His food justifies his reputation. My red snapper is perfectly grilled, not fried like most of the fish at the beachside palapas, and so fresh I can almost taste the ocean salt. But what makes the dish is the sauce, a creamy curry with a subtle but decisive bite. When I ask Pete what's in it, he smiles generously, answers smugly. "That stays in here," he says, tapping his head.
It's positively painful to leave Trujillo for the port city of La Ceiba the next morning. Paul Theroux's description from The Mosquito Coast keeps running through my head: "a dusty city defeated by too much sun." The minute I arrive, I'm whisked away by my guide, Mike, and his assistant, Roberto, to raft through Pico Bonito National Park. En route to the river, I ask Mike about the crude skull-and-crossbones tattoo on his shoulder. He tells me he did it himself at age nine, all pumped up after a Mötley Crüe concert. There must be a proverb out there somewhere about not rafting through labyrinths of jagged rocks led by a guide whose high testosterone level is exceeded only by his pain threshold.

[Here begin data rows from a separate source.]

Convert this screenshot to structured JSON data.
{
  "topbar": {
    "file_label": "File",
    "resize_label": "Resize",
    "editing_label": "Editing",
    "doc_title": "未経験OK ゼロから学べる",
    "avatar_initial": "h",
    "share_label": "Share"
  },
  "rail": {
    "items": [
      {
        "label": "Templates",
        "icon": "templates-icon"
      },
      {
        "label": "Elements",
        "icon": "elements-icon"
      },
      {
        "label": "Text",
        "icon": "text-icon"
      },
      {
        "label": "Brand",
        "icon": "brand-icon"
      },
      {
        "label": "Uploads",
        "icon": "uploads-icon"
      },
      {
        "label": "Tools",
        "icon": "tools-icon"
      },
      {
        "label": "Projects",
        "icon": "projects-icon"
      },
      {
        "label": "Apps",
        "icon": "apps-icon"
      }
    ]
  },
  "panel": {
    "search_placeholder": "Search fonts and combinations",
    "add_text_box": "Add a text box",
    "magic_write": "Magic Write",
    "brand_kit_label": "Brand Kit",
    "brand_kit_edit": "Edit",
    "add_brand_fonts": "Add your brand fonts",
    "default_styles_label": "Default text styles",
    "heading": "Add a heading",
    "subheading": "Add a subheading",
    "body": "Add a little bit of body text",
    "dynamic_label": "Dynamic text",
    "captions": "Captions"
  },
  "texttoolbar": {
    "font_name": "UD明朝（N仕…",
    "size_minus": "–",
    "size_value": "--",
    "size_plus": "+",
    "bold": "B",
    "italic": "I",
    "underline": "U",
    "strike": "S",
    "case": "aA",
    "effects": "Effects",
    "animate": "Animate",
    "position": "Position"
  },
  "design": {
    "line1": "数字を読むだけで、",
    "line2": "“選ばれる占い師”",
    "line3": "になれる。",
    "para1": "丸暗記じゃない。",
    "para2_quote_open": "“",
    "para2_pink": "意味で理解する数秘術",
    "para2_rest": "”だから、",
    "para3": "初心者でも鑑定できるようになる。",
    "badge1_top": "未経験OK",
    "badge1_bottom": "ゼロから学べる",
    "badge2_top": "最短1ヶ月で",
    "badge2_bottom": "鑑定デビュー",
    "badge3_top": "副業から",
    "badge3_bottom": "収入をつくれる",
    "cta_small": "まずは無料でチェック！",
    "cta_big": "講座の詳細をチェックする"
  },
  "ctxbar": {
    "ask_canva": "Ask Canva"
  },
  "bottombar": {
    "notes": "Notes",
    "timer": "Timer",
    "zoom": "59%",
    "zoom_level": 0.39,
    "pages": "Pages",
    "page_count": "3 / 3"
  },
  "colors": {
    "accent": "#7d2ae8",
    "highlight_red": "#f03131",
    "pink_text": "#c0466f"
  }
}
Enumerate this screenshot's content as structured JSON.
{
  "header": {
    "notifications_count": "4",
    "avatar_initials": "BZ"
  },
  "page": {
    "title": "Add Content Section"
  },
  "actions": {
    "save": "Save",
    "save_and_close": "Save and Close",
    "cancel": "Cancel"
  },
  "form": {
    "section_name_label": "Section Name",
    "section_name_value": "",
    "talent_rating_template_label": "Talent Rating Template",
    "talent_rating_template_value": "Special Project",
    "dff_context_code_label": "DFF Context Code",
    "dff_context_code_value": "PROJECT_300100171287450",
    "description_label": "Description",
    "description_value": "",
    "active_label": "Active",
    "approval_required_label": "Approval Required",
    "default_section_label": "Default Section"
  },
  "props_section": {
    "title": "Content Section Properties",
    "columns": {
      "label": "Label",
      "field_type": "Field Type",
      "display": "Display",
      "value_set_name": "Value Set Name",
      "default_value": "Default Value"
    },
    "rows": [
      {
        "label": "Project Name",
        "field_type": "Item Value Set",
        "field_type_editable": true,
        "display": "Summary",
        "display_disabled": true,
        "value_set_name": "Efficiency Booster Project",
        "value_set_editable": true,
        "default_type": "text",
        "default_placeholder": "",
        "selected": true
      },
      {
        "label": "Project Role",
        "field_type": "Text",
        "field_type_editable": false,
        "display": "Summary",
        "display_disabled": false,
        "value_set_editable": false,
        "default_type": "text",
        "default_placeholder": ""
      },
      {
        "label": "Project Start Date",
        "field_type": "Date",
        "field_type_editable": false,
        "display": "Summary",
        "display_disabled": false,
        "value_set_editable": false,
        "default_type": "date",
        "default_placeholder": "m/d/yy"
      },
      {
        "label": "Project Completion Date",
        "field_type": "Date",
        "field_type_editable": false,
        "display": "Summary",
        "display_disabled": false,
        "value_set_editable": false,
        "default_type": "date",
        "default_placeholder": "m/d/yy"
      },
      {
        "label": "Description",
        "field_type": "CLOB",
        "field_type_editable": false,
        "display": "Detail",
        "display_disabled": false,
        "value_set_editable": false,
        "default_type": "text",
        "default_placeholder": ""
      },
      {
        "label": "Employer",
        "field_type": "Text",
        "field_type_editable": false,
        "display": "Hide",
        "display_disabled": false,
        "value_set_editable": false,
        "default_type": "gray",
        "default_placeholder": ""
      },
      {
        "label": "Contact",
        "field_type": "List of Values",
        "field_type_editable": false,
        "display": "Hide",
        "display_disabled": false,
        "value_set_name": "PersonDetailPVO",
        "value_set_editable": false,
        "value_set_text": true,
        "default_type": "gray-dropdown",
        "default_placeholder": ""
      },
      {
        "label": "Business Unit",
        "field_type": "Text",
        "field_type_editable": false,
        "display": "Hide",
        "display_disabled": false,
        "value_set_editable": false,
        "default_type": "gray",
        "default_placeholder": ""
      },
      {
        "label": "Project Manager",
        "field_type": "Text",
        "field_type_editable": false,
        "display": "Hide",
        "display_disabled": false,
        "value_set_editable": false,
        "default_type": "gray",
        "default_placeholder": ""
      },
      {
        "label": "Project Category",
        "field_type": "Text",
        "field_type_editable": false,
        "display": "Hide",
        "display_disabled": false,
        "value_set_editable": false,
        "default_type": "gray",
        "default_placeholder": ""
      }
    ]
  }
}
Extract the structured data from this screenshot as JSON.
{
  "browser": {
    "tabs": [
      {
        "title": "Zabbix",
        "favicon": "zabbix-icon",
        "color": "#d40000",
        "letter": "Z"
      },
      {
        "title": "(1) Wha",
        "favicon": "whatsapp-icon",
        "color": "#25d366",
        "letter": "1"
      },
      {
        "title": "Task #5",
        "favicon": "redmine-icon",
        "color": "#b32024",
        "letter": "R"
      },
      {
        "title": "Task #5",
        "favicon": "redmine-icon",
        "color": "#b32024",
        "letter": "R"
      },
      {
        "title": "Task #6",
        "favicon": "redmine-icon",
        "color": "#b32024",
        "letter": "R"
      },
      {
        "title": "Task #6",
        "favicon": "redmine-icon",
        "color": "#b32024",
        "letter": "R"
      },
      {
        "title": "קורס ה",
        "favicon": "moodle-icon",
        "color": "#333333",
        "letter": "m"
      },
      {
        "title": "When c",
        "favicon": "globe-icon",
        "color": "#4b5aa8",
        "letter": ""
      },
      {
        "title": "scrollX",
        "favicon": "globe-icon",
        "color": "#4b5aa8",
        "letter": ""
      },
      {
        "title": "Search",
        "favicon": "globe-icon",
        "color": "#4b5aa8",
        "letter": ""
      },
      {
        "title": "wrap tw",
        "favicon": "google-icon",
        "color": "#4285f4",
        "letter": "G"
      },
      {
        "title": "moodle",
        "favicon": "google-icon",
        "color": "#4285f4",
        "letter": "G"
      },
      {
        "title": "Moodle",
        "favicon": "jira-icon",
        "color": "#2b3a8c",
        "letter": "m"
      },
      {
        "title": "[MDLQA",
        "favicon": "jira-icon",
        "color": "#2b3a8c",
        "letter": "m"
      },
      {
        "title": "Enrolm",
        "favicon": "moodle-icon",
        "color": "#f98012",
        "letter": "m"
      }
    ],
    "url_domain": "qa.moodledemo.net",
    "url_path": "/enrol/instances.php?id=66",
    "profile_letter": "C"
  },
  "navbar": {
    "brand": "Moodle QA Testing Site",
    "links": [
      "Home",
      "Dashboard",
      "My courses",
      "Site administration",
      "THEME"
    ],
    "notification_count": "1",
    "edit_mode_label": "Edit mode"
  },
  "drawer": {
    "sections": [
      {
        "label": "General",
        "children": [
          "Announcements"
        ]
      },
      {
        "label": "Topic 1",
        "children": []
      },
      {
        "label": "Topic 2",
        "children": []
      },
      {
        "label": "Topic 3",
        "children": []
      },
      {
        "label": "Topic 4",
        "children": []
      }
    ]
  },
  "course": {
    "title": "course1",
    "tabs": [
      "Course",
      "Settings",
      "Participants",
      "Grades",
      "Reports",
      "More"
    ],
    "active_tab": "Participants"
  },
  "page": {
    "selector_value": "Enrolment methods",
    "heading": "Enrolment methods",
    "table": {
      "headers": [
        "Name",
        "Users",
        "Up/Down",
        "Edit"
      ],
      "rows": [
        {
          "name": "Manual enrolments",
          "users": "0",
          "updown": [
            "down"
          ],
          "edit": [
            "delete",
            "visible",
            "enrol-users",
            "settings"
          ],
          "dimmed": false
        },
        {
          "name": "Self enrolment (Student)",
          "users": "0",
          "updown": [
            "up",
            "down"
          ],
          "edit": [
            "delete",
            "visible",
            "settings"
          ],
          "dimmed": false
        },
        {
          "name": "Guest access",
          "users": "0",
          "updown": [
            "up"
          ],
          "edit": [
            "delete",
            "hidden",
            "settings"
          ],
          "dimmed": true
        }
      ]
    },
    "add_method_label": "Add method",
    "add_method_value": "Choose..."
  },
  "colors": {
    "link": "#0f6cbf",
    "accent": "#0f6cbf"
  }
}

Yet Mike is the one who yanks me from the water by the scruff of my life jacket when I bounce out of the raft and get trapped under the current. We pull over to the bank and he gives me breathing instructions. I have to admit I'm happier when we're paddling in quiet water: it's then that I can appreciate the prehistoric boulders, the oriole nests shaped like baseball bats, the forbiddingly steep emerald mountains around us.
The few hours I spend at the Cuero y Salado Wildlife Preserve the next morning, however, slow even my pulse to a halt. We drift around a lagoon in a motorboat looking for the manatees and monkeys I was promised, but settling for birds and butterflies. The most entertaining part of the excursion turns out to be another tourist, a 70-year-old Houston businessman named Ray. Though I'm slightly worried by his sun hat, which is festooned with TEQUILA MAMA and BORN IN THE U.S.A. buttons, he soon wins me over with a story about his first job. After less than a month, he'd thrown a paper airplane at his boss, inscribed with the words I QUIT.
Other than Ray, the only travelers I've met so far in Honduras have been backpackers. Then at the Mayan ruins of Copán, I see dozens of Americans pouring out of tour buses. For a minute I'm perturbed—until I realize I'm one of them, really. Still, I can't help but think that the enigma of Copán's 1,533-year history would have been more powerful uninterrupted by family photo ops, lime-green water bottles, and fanny packs.
But nothing can spoil Copán entirely. It's set in a lush jungle surrounded by mountains, and the intricate carvings on its dozens of stelae look as if they were done with a straight pin. That they've survived all these years of sun and rain is a near miracle.
In the colonial town of Copán Ruinas, I strike a deal with an adolescent boy on horseback to take me on a sunset ride into the mountains. We exchange a few details about ourselves, but mostly we just ride, gazing at the lavender sky and the banana trees waving their floppy leaves at us. Up on the ridge, you can hear roosters crowing from the town, but the roar of tour buses is absent—proof, I'd like to think, that no matter how many tour guides I've followed around in the past nine days, Honduras is not a package destination.
here's the deal
The price of a 12-day trip from Capricorn (800/426-6544) includes airfare from New York, transfers, private tour guides, lodging, and most activities. (My nine-day tour was customized.)
Food, taxis, entertainment: $340
• Cloud forests, mountains, rivers, oceans are unspoiled.
• Few other tourists to taint it.
• Fresh seafood dinners go for as little as $3.
or not to go?
• A "luxury" hotel might well have linoleum floors.
• Prop planes, which are the easiest way to get around, don't quite have the smooth ride of a Lincoln Town Car.
• The wildlife isn't as easy to spot as ecotour operators would have you think.
Kimberley Sevcik is features editor at Swing magazine.